Background

 

There are a number of trace elements that were considered just as laboratory curiosities but now, however, are key components for the development of new technologies. For most of these elements, the present understanding of their concentrations, transformation and transport in the different environmental compartments is scarce and/or contradictory. These elements, here defined as technology-critical elements (TCEs) – and include Ga, Ge, In, Nb, Ta, Te, Tl, the platinum group elements (PGE: Ir, Os, Pd, Pt, Rh and Ru), and most of the rare earth elements (REE: Ce, Dy, Er, Eu, Gd, Ho, La, Lu, Nd, Pr, Sm, Tb, Y, Yb) – are undergoing a significant change in their cycle at the Earth’s surface due to their increase use in a variety of technological applications. Their impact on their biogeochemical cycles and potential biological and human health threats needs to be further explored.

 

The current significant gaps in the knowledge on TCEs, from their environmental levels and fate to their potential (eco)toxicological impact, are mainly explained by two factors: (i) their typical ultra- trace concentrations, making their analytical determination extremely difficult and/or time- consuming, and (ii) the absence of any significant industrial role (apart some biomedical applications) prior to their massive use in the increasing demand of new technological applications, therefore discouraging scientists to assess the (eco)toxicological aspects of the TCEs. However, this scenario is changing rapidly and substantially. The current use of TCEs in new technological products is resulting in significant changes in the processes associated with their natural environmental cycle at the Earth’s surface due to increased mining activities, use in a variety of products, increased exposure of the biosphere, unknown biogeochemical or anthropogenic cycling and unknown potential toxicological endpoints and harmful effects. At all stages of their life cycle, these elements and their compounds can be released into the environment and come in contact with the biosphere. The wider impact of the increasing use of many TCEs within a range of environmental compartments is poorly understood; for several TCEs no field data is available.

 

Technology-critical elements (TCEs) in red

The need for an evaluation and assessment on the analytical, environmental and toxicological aspects of the TCEs

The current significant gaps in the knowledge on TCEs, from their environmental levels and fate to their potential (eco)toxicological impact, are mainly explained by two factors: (i) their typical ultra-trace concentrations, making their analytical determination extremely difficult and/or time-consuming, and (ii) the absence of any significant industrial role (apart some biomedical applications) prior to their massive use in the increasing demand of  new technological applications, therefore discouraging scientists to assess the (eco)toxicological aspects of the TCEs.

 

However, this scenario is changing rapidly and substantially.
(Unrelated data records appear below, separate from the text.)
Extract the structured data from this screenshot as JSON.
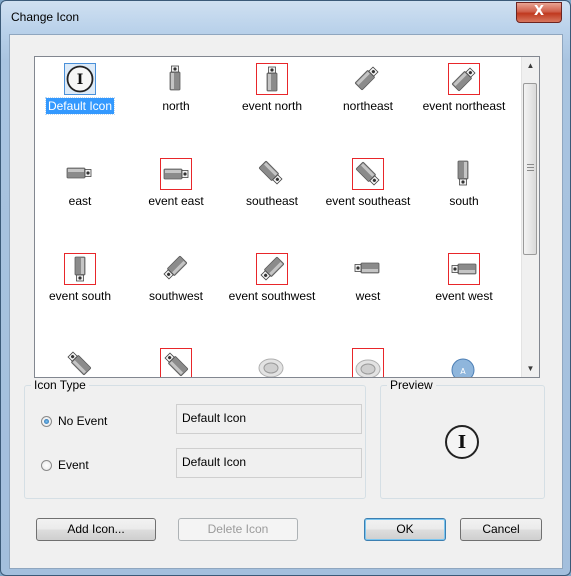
{
  "window": {
    "title": "Change Icon",
    "close_glyph": "X"
  },
  "icons": [
    {
      "label": "Default Icon",
      "icon": "default-info-icon",
      "event": false,
      "selected": true
    },
    {
      "label": "north",
      "icon": "camera-north-icon",
      "event": false
    },
    {
      "label": "event north",
      "icon": "camera-north-icon",
      "event": true
    },
    {
      "label": "northeast",
      "icon": "camera-northeast-icon",
      "event": false
    },
    {
      "label": "event northeast",
      "icon": "camera-northeast-icon",
      "event": true
    },
    {
      "label": "east",
      "icon": "camera-east-icon",
      "event": false
    },
    {
      "label": "event east",
      "icon": "camera-east-icon",
      "event": true
    },
    {
      "label": "southeast",
      "icon": "camera-southeast-icon",
      "event": false
    },
    {
      "label": "event southeast",
      "icon": "camera-southeast-icon",
      "event": true
    },
    {
      "label": "south",
      "icon": "camera-south-icon",
      "event": false
    },
    {
      "label": "event south",
      "icon": "camera-south-icon",
      "event": true
    },
    {
      "label": "southwest",
      "icon": "camera-southwest-icon",
      "event": false
    },
    {
      "label": "event southwest",
      "icon": "camera-southwest-icon",
      "event": true
    },
    {
      "label": "west",
      "icon": "camera-west-icon",
      "event": false
    },
    {
      "label": "event west",
      "icon": "camera-west-icon",
      "event": true
    },
    {
      "label": "",
      "icon": "camera-northwest-icon",
      "event": false
    },
    {
      "label": "",
      "icon": "camera-northwest-icon",
      "event": true
    },
    {
      "label": "",
      "icon": "dome-camera-icon",
      "event": false
    },
    {
      "label": "",
      "icon": "dome-camera-icon",
      "event": true
    },
    {
      "label": "",
      "icon": "ptz-camera-icon",
      "event": false
    }
  ],
  "icon_type": {
    "title": "Icon Type",
    "no_event_label": "No Event",
    "no_event_value": "Default Icon",
    "event_label": "Event",
    "event_value": "Default Icon",
    "selected": "no_event"
  },
  "preview": {
    "title": "Preview",
    "glyph": "I"
  },
  "buttons": {
    "add_icon": "Add Icon...",
    "delete_icon": "Delete Icon",
    "ok": "OK",
    "cancel": "Cancel"
  },
  "colors": {
    "event_border": "#e8262a",
    "selection": "#3399ff"
  }
}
The current use of TCEs in new technological products is resulting in significant changes in the processes associated with their natural environmental cycle at the Earth’s surface due to increased mining activities, use in a variety of products, increased exposure of the biosphere, unknown biogeochemical or anthropogenic cycling and unknown potential toxicological endpoints and harmful effects. At all stages of their life cycle, these elements and their compounds can be released into the environment and come in contact with the biosphere. The wider impact of the increasing use of many TCEs within a range of environmental compartments is poorly understood; for several TCEs no field data is available.

COST is supported by the EU Framework Programme Horizon 2020

Last update: NOA. 01/05/2020

Since the COST Action TD 1407 has ended in 2019, this web site will not be updated regularly.